§ **What you need to do**
Should a line in the entries below contain "this", return that line.

[Stored records]
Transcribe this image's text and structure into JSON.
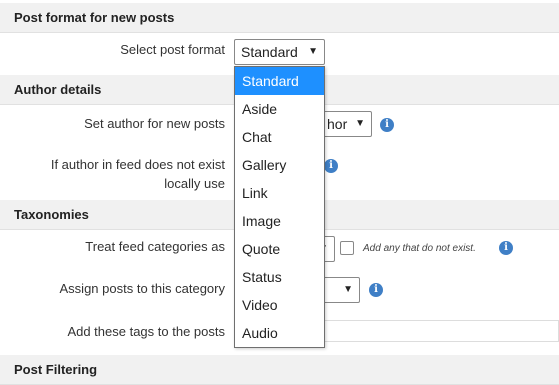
{
  "sections": {
    "post_format": "Post format for new posts",
    "author": "Author details",
    "taxonomies": "Taxonomies",
    "filtering": "Post Filtering"
  },
  "rows": {
    "select_post_format": "Select post format",
    "set_author": "Set author for new posts",
    "author_missing_line1": "If author in feed does not exist",
    "author_missing_line2": "locally use",
    "treat_categories": "Treat feed categories as",
    "assign_category": "Assign posts to this category",
    "add_tags": "Add these tags to the posts"
  },
  "controls": {
    "post_format_value": "Standard",
    "author_select_partial": "hor",
    "add_any_hint": "Add any that do not exist.",
    "info_glyph": "i",
    "caret_glyph": "▼"
  },
  "dropdown": {
    "options": [
      "Standard",
      "Aside",
      "Chat",
      "Gallery",
      "Link",
      "Image",
      "Quote",
      "Status",
      "Video",
      "Audio"
    ],
    "selected": "Standard"
  },
  "colors": {
    "highlight": "#1e90ff",
    "info_icon": "#3f7fc6",
    "header_bg": "#f1f1f1"
  }
}
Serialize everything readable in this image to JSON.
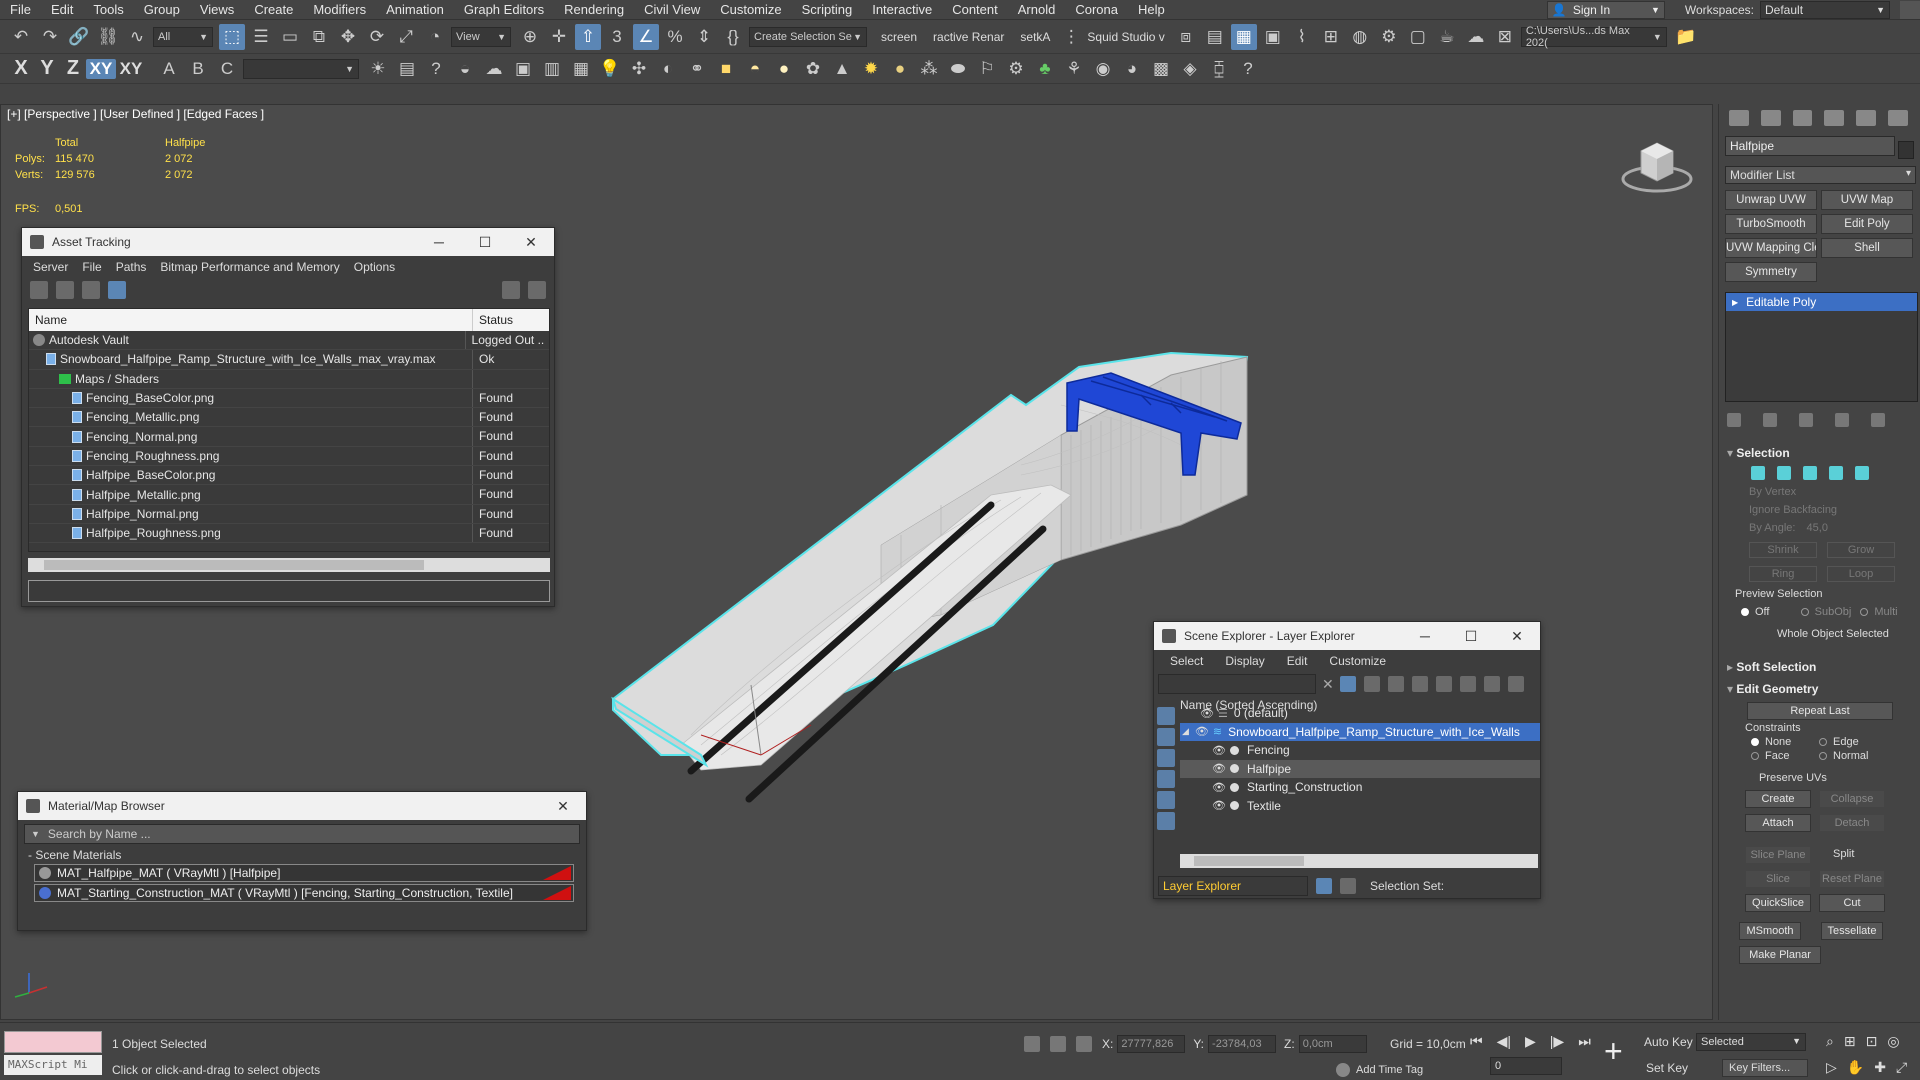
{
  "menu": [
    "File",
    "Edit",
    "Tools",
    "Group",
    "Views",
    "Create",
    "Modifiers",
    "Animation",
    "Graph Editors",
    "Rendering",
    "Civil View",
    "Customize",
    "Scripting",
    "Interactive",
    "Content",
    "Arnold",
    "Corona",
    "Help"
  ],
  "signin": "Sign In",
  "workspaces_label": "Workspaces:",
  "workspaces_value": "Default",
  "toolbar": {
    "filter": "All",
    "view": "View",
    "selection_set": "Create Selection Se",
    "script1": "screen",
    "script2": "ractive Renar",
    "script3": "setkA",
    "script4": "Squid Studio v",
    "path": "C:\\Users\\Us...ds Max 202("
  },
  "axes": [
    "X",
    "Y",
    "Z",
    "XY",
    "XY"
  ],
  "viewport": {
    "label": "[+] [Perspective ] [User Defined ] [Edged Faces ]",
    "stats_head": [
      "Total",
      "Halfpipe"
    ],
    "polys": [
      "Polys:",
      "115 470",
      "2 072"
    ],
    "verts": [
      "Verts:",
      "129 576",
      "2 072"
    ],
    "fps": [
      "FPS:",
      "0,501"
    ]
  },
  "asset_tracking": {
    "title": "Asset Tracking",
    "menu": [
      "Server",
      "File",
      "Paths",
      "Bitmap Performance and Memory",
      "Options"
    ],
    "col_name": "Name",
    "col_status": "Status",
    "rows": [
      {
        "name": "Autodesk Vault",
        "status": "Logged Out ..",
        "level": 1,
        "icon": "vault"
      },
      {
        "name": "Snowboard_Halfpipe_Ramp_Structure_with_Ice_Walls_max_vray.max",
        "status": "Ok",
        "level": 2,
        "icon": "file"
      },
      {
        "name": "Maps / Shaders",
        "status": "",
        "level": 3,
        "icon": "maps"
      },
      {
        "name": "Fencing_BaseColor.png",
        "status": "Found",
        "level": 4,
        "icon": "file"
      },
      {
        "name": "Fencing_Metallic.png",
        "status": "Found",
        "level": 4,
        "icon": "file"
      },
      {
        "name": "Fencing_Normal.png",
        "status": "Found",
        "level": 4,
        "icon": "file"
      },
      {
        "name": "Fencing_Roughness.png",
        "status": "Found",
        "level": 4,
        "icon": "file"
      },
      {
        "name": "Halfpipe_BaseColor.png",
        "status": "Found",
        "level": 4,
        "icon": "file"
      },
      {
        "name": "Halfpipe_Metallic.png",
        "status": "Found",
        "level": 4,
        "icon": "file"
      },
      {
        "name": "Halfpipe_Normal.png",
        "status": "Found",
        "level": 4,
        "icon": "file"
      },
      {
        "name": "Halfpipe_Roughness.png",
        "status": "Found",
        "level": 4,
        "icon": "file"
      }
    ]
  },
  "material_browser": {
    "title": "Material/Map Browser",
    "search_placeholder": "Search by Name ...",
    "group": "- Scene Materials",
    "items": [
      "MAT_Halfpipe_MAT  ( VRayMtl )  [Halfpipe]",
      "MAT_Starting_Construction_MAT  ( VRayMtl )  [Fencing, Starting_Construction, Textile]"
    ]
  },
  "scene_explorer": {
    "title": "Scene Explorer - Layer Explorer",
    "menu": [
      "Select",
      "Display",
      "Edit",
      "Customize"
    ],
    "header": "Name (Sorted Ascending)",
    "rows": [
      {
        "name": "0 (default)",
        "indent": 1,
        "state": ""
      },
      {
        "name": "Snowboard_Halfpipe_Ramp_Structure_with_Ice_Walls",
        "indent": 1,
        "state": "sel"
      },
      {
        "name": "Fencing",
        "indent": 2,
        "state": ""
      },
      {
        "name": "Halfpipe",
        "indent": 2,
        "state": "hl"
      },
      {
        "name": "Starting_Construction",
        "indent": 2,
        "state": ""
      },
      {
        "name": "Textile",
        "indent": 2,
        "state": ""
      }
    ],
    "layer_explorer": "Layer Explorer",
    "selection_set": "Selection Set:"
  },
  "command_panel": {
    "object_name": "Halfpipe",
    "modifier_list": "Modifier List",
    "buttons": [
      "Unwrap UVW",
      "UVW Map",
      "TurboSmooth",
      "Edit Poly",
      "UVW Mapping Clear",
      "Shell",
      "Symmetry"
    ],
    "stack_item": "Editable Poly",
    "selection_title": "Selection",
    "by_vertex": "By Vertex",
    "ignore_backfacing": "Ignore Backfacing",
    "by_angle": "By Angle:",
    "angle_value": "45,0",
    "shrink": "Shrink",
    "grow": "Grow",
    "ring": "Ring",
    "loop": "Loop",
    "preview_selection": "Preview Selection",
    "off": "Off",
    "subobj": "SubObj",
    "multi": "Multi",
    "whole_object": "Whole Object Selected",
    "soft_selection": "Soft Selection",
    "edit_geometry": "Edit Geometry",
    "repeat_last": "Repeat Last",
    "constraints": "Constraints",
    "none": "None",
    "edge": "Edge",
    "face": "Face",
    "normal": "Normal",
    "preserve_uvs": "Preserve UVs",
    "create": "Create",
    "collapse": "Collapse",
    "attach": "Attach",
    "detach": "Detach",
    "slice_plane": "Slice Plane",
    "split": "Split",
    "slice": "Slice",
    "reset_plane": "Reset Plane",
    "quickslice": "QuickSlice",
    "cut": "Cut",
    "msmooth": "MSmooth",
    "tessellate": "Tessellate",
    "make_planar": "Make Planar"
  },
  "status": {
    "maxscript": "MAXScript Mi",
    "selected": "1 Object Selected",
    "hint": "Click or click-and-drag to select objects",
    "x_label": "X:",
    "x_value": "27777,826",
    "y_label": "Y:",
    "y_value": "-23784,03",
    "z_label": "Z:",
    "z_value": "0,0cm",
    "grid": "Grid = 10,0cm",
    "add_time_tag": "Add Time Tag",
    "frame": "0",
    "auto_key": "Auto Key",
    "set_key": "Set Key",
    "selected_dd": "Selected",
    "key_filters": "Key Filters..."
  }
}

§ **Worked solution**
Transcribe this image's text and structure into JSON.
    "assign_category": "Assign posts to this category",
Serialize everything readable in this image to JSON.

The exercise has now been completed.